Tuesday, Sept. 19, 2017
Rufino Bocel, who now lives in Centerville, came to the U.S. from Guatemala in 1991, in part to get away from the violence of the Guatemalan Civil War, then still simmering. He’s one of many I spoke to for a package of articles on Central Americans in Utah. By Tim Vandenack
OGDEN — Most of the Latinos in Utah (like the United States as a whole) have roots in Mexico.
But not all of them.
A subset in the Ogden area and Utah as a whole come from Central America, most notably El Salvador and Guatemala. I’ve long wanted to zero in on non-Mexican Latinos and finally put together a package for the Standard-Examiner.
It took several months, gathering information here and there, searching out contacts, visiting people. I attended services at three evangelical churches, which draw a fair number of Central Americans. I also ate at a Salvadoran restaurant here in Ogden, broke bread with a group at a Pentecostal church and dug into U.S. Census Bureau numbers and other data on killings (violence pushes many out of the region).
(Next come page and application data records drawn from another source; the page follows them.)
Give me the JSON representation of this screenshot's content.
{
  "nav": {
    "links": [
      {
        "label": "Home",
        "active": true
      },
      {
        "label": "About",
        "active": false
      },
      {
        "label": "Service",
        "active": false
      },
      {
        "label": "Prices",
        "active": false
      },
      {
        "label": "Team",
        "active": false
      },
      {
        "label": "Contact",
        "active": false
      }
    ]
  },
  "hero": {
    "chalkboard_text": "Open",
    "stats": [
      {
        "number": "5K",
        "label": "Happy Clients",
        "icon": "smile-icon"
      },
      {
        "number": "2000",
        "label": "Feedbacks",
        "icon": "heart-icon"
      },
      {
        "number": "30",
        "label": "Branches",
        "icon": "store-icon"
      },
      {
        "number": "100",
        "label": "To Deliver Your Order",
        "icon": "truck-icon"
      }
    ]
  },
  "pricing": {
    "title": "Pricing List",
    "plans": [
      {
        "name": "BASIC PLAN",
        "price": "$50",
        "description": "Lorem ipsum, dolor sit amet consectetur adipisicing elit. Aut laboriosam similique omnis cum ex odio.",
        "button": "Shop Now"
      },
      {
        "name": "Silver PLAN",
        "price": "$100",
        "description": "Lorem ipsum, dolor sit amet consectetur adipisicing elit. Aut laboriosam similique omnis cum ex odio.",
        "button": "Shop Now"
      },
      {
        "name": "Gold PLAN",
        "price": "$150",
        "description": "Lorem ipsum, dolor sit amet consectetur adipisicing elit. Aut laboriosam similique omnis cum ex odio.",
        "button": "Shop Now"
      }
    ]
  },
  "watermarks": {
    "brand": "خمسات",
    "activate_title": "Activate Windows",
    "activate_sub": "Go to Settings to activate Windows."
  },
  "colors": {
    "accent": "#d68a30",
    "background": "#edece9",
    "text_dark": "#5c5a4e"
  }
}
I knew that gang activity and the civil wars of the 1980s and 1990s have pushed many from Central America, but it was eye-opening hearing the stories over and over of violence. It’s a far cry from the sorts of stories I’ve heard from immigrants from Mexico, pushed largely by economic concerns (though that country has its fair share of violence, too).
Here’s what I pulled together:
SALVADORANS, CENTRAL AMERICANS COME TO UTAH FLEEING GANGS, VIOLENCE: The main story, offering the accounts of the violence many have faced before coming here to the United States, whether legally or illegally. “If I hadn’t come, they would’ve killed me,” Rafael Moreira told me, alluding to the gang threats he faced in El Salvador.
CENTRAL AMERICANS ON FOOD, GANGS AND BEING MISTAKENLY IDENTIFIED AS MEXICAN: This is a series of photos and quick observations from several of the people I interviewed. “Sometimes the customers ask, ‘Can’t you make tacos, burritos?’ We say, ‘No, sorry,’” said Luis Pineda, operator of an Ogden Salvadoran restaurant, La Cabañita Salvadoreña. “They ask us if we’re Mexican. We say, ‘No, we’re Salvadoran. We’re from El Salvador.’”
SALVADORAN WOMAN SEEKING ASYLUM SAYS UTAH OFFERS PROTECTION, PEACE OF MIND: This tells the story of Araceli, who faced extortion from Salvadoran gangs as the operator of a small clothes stand in a market and paid twice before closing her shop and coming to Utah with her family. “If you don’t give it to us, we know where you live,” one of gang members had threatened back in El Salvador.
Some of the people I met, things I saw in reporting a package of stories on Central Americans in the Ogden area and northern Utah for the Standard-Examiner. See the stories at Standard.net, Visuals.Standard.net. Clockwise from upper right: A woman during a service at Shalom Christian Church in Ogden, home to a large Salvadoran contingent; Ana Canenguez, left, and other women making pupusas, a Salvadoran food, in a south Ogden neighborhood; Rufino Bocel, originally from Guatemala, at the Light and Truth Pentecostal Christian Church in Ogden; Iris Mencia, originally from Honduras, now living in Riverdale, photographed in Ogden; and Marcos Candray, originally from El Salvador, at Shalom Christian Church, where he serves as pastor. #elsalvador #guatemala #honduras #utah #ogden #immigration